Isotype or class switching is a biological process occurring after activation of the B cell, allowing the cell to produce different classes of antibodies (IgA, IgE, or IgG) . The different classes of antibody (and thus effector functions) are defined by the constant (C) regions of the immunoglobulin heavy chain. Initially, naïve B cells express only cell-surface IgM and IgD with identical antigen binding regions. Each isotype is adapted for a distinct function. After activation, accordingly, an antibody with a IgG, IgA, or IgE effector function might be summoned to effectively eliminate an antigen. Class switching allows different daughter cells from the same activated B cell to produce antibodies of different isotypes. Only the constant region of the antibody heavy chain changes during class switching; the variable regions, and therefore antigen specificity, remain unchanged.

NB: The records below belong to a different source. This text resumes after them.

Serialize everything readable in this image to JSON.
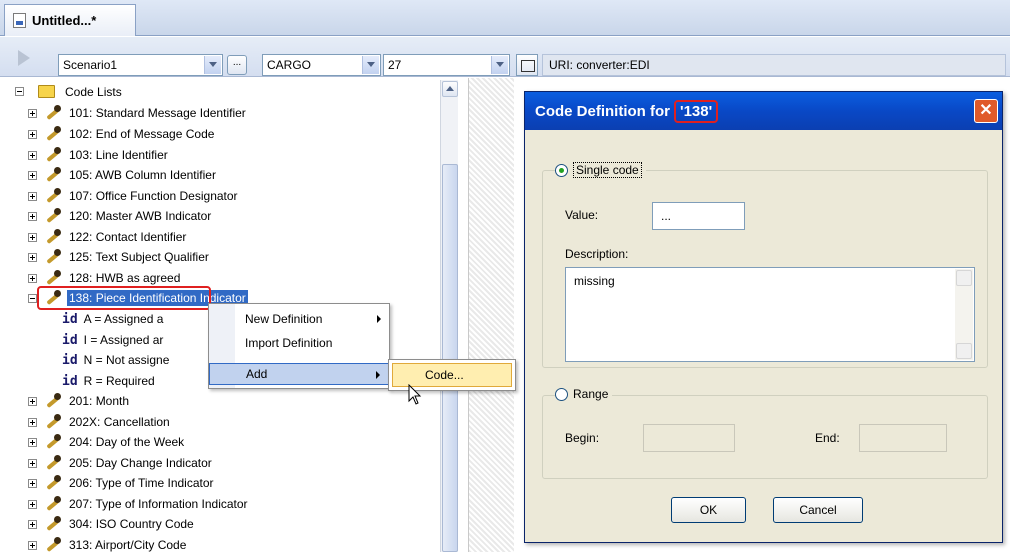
{
  "tab": {
    "title": "Untitled...*"
  },
  "toolbar": {
    "scenario": "Scenario1",
    "dots_label": "...",
    "standard": "CARGO",
    "version": "27",
    "uri_prefix": "URI:",
    "uri_value": "converter:EDI"
  },
  "tree": {
    "root_label": "Code Lists",
    "items_before": [
      "101: Standard Message Identifier",
      "102: End of Message Code",
      "103: Line Identifier",
      "105: AWB Column Identifier",
      "107: Office Function Designator",
      "120: Master AWB Indicator",
      "122: Contact Identifier",
      "125: Text Subject Qualifier",
      "128: HWB as agreed"
    ],
    "selected_item": "138: Piece Identification Indicator",
    "id_tag": "id",
    "children": [
      "A = Assigned a",
      "I = Assigned ar",
      "N = Not assigne",
      "R = Required"
    ],
    "items_after": [
      "201: Month",
      "202X: Cancellation",
      "204: Day of the Week",
      "205: Day Change Indicator",
      "206: Type of Time Indicator",
      "207: Type of Information Indicator",
      "304: ISO Country Code",
      "313: Airport/City Code"
    ]
  },
  "context_menu": {
    "items": [
      "New Definition",
      "Import Definition",
      "Add"
    ],
    "submenu_item": "Code..."
  },
  "dialog": {
    "title": "Code Definition for",
    "title_code": "'138'",
    "single_code_label": "Single code",
    "value_label": "Value:",
    "value": "...",
    "description_label": "Description:",
    "description": "missing",
    "range_label": "Range",
    "begin_label": "Begin:",
    "end_label": "End:",
    "ok_label": "OK",
    "cancel_label": "Cancel",
    "close_glyph": "✕"
  }
}
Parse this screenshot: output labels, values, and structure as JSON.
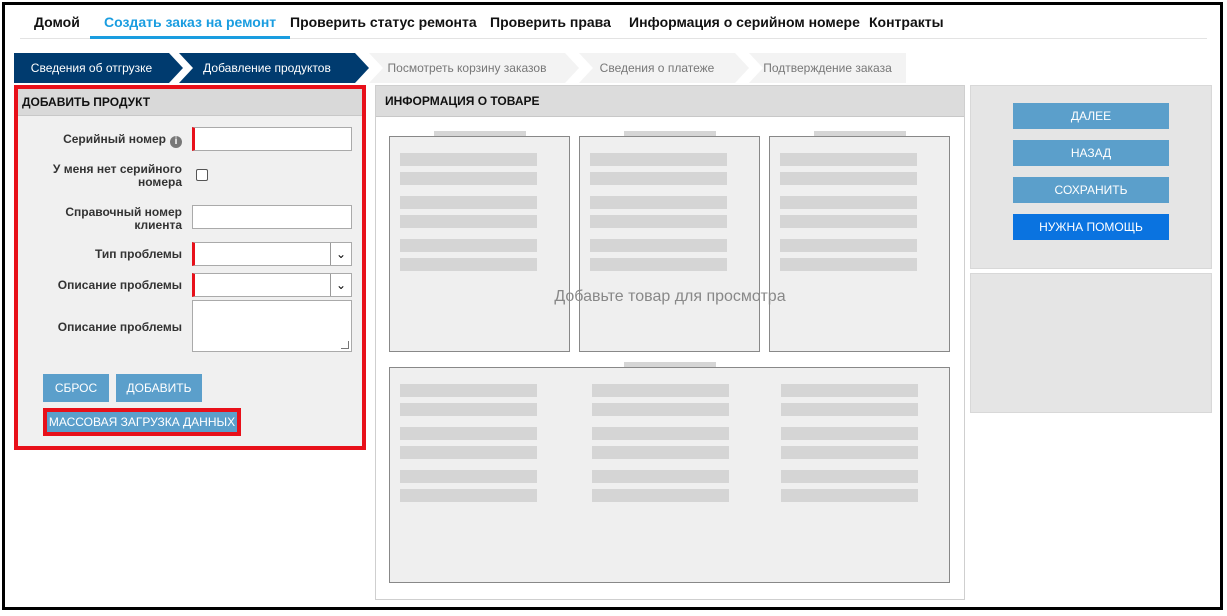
{
  "topnav": {
    "items": [
      "Домой",
      "Создать заказ на ремонт",
      "Проверить статус ремонта",
      "Проверить права",
      "Информация о серийном номере",
      "Контракты"
    ],
    "active_index": 1
  },
  "steps": [
    "Сведения об отгрузке",
    "Добавление продуктов",
    "Посмотреть корзину заказов",
    "Сведения о платеже",
    "Подтверждение заказа"
  ],
  "add_product": {
    "title": "ДОБАВИТЬ ПРОДУКТ",
    "serial_label": "Серийный номер",
    "no_serial_label": "У меня нет серийного номера",
    "customer_ref_label": "Справочный номер клиента",
    "problem_type_label": "Тип проблемы",
    "problem_desc_select_label": "Описание проблемы",
    "problem_desc_text_label": "Описание проблемы",
    "reset_button": "СБРОС",
    "add_button": "ДОБАВИТЬ",
    "bulk_upload_button": "МАССОВАЯ ЗАГРУЗКА ДАННЫХ"
  },
  "product_info": {
    "title": "ИНФОРМАЦИЯ О ТОВАРЕ",
    "empty_message": "Добавьте товар для просмотра"
  },
  "actions": {
    "next": "ДАЛЕЕ",
    "back": "НАЗАД",
    "save": "СОХРАНИТЬ",
    "help": "НУЖНА ПОМОЩЬ"
  },
  "colors": {
    "accent": "#1a9de0",
    "step_done": "#003b6f",
    "button": "#5b9fcb",
    "help_button": "#0a73e0",
    "highlight": "#e8101a"
  }
}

The progeny of a single B cell can produce antibodies, all specific for the same antigen, but with the ability to produce the effector function appropriate for each antigenic challenge. Class switching is triggered by cytokines; the isotype generated depends on which cytokines are present in the B cell environment. Class switching occurs in the heavy chain gene locus by a mechanism called class switch recombination (CSR). This mechanism relies on conserved nucleotide motifs, called switch (S) regions, found in DNA upstream of each constant region gene (except in the δ-chain). The DNA strand is broken by the activity of a series of enzymes at two selected S-regions. The variable domain exon is rejoined through a process called non-homologous end joining (NHEJ) to the desired constant region (γ, α or ε). This process results in an immunoglobulin gene that encodes an antibody of a different isotype.
A group of antibodies can be called monovalent (or specific) if they have affinity for the same epitope, or for the same antigen (but potentially different epitopes on the molecule), or for the same strain of microorganism (but potentially different antigens on or in it). In contrast, a group of antibodies can be called polyvalent (or unspecific) if they have affinity for various antigens or microorganisms. Intravenous immunoglobulin, if not otherwise noted, consists of polyvalent IgG. In contrast, monoclonal antibodies are monovalent for the same epitope.